■ **Element data from apps and pages**
◇ ◇ ◇ ◇ ◇ ◇ ◇
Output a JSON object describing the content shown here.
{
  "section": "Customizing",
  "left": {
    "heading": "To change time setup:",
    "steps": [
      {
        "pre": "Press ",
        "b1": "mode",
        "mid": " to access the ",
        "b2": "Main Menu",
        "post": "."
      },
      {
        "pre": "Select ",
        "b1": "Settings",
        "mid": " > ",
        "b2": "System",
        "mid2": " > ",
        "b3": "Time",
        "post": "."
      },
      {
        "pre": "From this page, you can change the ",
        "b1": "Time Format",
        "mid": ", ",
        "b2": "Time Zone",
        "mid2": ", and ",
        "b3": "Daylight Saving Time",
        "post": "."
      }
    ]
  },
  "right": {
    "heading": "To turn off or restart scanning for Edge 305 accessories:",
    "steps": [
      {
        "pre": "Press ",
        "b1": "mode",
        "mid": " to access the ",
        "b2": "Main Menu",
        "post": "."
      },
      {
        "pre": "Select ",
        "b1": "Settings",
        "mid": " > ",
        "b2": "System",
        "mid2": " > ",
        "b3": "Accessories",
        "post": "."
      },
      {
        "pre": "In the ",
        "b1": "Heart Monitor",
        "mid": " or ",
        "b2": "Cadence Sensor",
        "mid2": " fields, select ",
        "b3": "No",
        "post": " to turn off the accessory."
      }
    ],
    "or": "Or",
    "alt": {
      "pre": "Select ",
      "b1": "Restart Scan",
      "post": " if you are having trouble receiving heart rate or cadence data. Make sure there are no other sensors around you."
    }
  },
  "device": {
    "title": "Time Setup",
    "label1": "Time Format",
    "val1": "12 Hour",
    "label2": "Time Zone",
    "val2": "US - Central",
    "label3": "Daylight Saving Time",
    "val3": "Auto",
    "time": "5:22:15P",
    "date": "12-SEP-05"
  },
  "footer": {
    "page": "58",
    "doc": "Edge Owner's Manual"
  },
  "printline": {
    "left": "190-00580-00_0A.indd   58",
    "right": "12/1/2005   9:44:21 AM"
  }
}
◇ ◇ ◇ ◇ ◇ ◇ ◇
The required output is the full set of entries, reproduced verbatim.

■ **WRITTEN RESPONSE**
Output a JSON object describing the content shown here.
{
  "section": "Customizing",
  "left": {
    "heading": "To change time setup:",
    "steps": [
      {
        "pre": "Press ",
        "b1": "mode",
        "mid": " to access the ",
        "b2": "Main Menu",
        "post": "."
      },
      {
        "pre": "Select ",
        "b1": "Settings",
        "mid": " > ",
        "b2": "System",
        "mid2": " > ",
        "b3": "Time",
        "post": "."
      },
      {
        "pre": "From this page, you can change the ",
        "b1": "Time Format",
        "mid": ", ",
        "b2": "Time Zone",
        "mid2": ", and ",
        "b3": "Daylight Saving Time",
        "post": "."
      }
    ]
  },
  "right": {
    "heading": "To turn off or restart scanning for Edge 305 accessories:",
    "steps": [
      {
        "pre": "Press ",
        "b1": "mode",
        "mid": " to access the ",
        "b2": "Main Menu",
        "post": "."
      },
      {
        "pre": "Select ",
        "b1": "Settings",
        "mid": " > ",
        "b2": "System",
        "mid2": " > ",
        "b3": "Accessories",
        "post": "."
      },
      {
        "pre": "In the ",
        "b1": "Heart Monitor",
        "mid": " or ",
        "b2": "Cadence Sensor",
        "mid2": " fields, select ",
        "b3": "No",
        "post": " to turn off the accessory."
      }
    ],
    "or": "Or",
    "alt": {
      "pre": "Select ",
      "b1": "Restart Scan",
      "post": " if you are having trouble receiving heart rate or cadence data. Make sure there are no other sensors around you."
    }
  },
  "device": {
    "title": "Time Setup",
    "label1": "Time Format",
    "val1": "12 Hour",
    "label2": "Time Zone",
    "val2": "US - Central",
    "label3": "Daylight Saving Time",
    "val3": "Auto",
    "time": "5:22:15P",
    "date": "12-SEP-05"
  },
  "footer": {
    "page": "58",
    "doc": "Edge Owner's Manual"
  },
  "printline": {
    "left": "190-00580-00_0A.indd   58",
    "right": "12/1/2005   9:44:21 AM"
  }
}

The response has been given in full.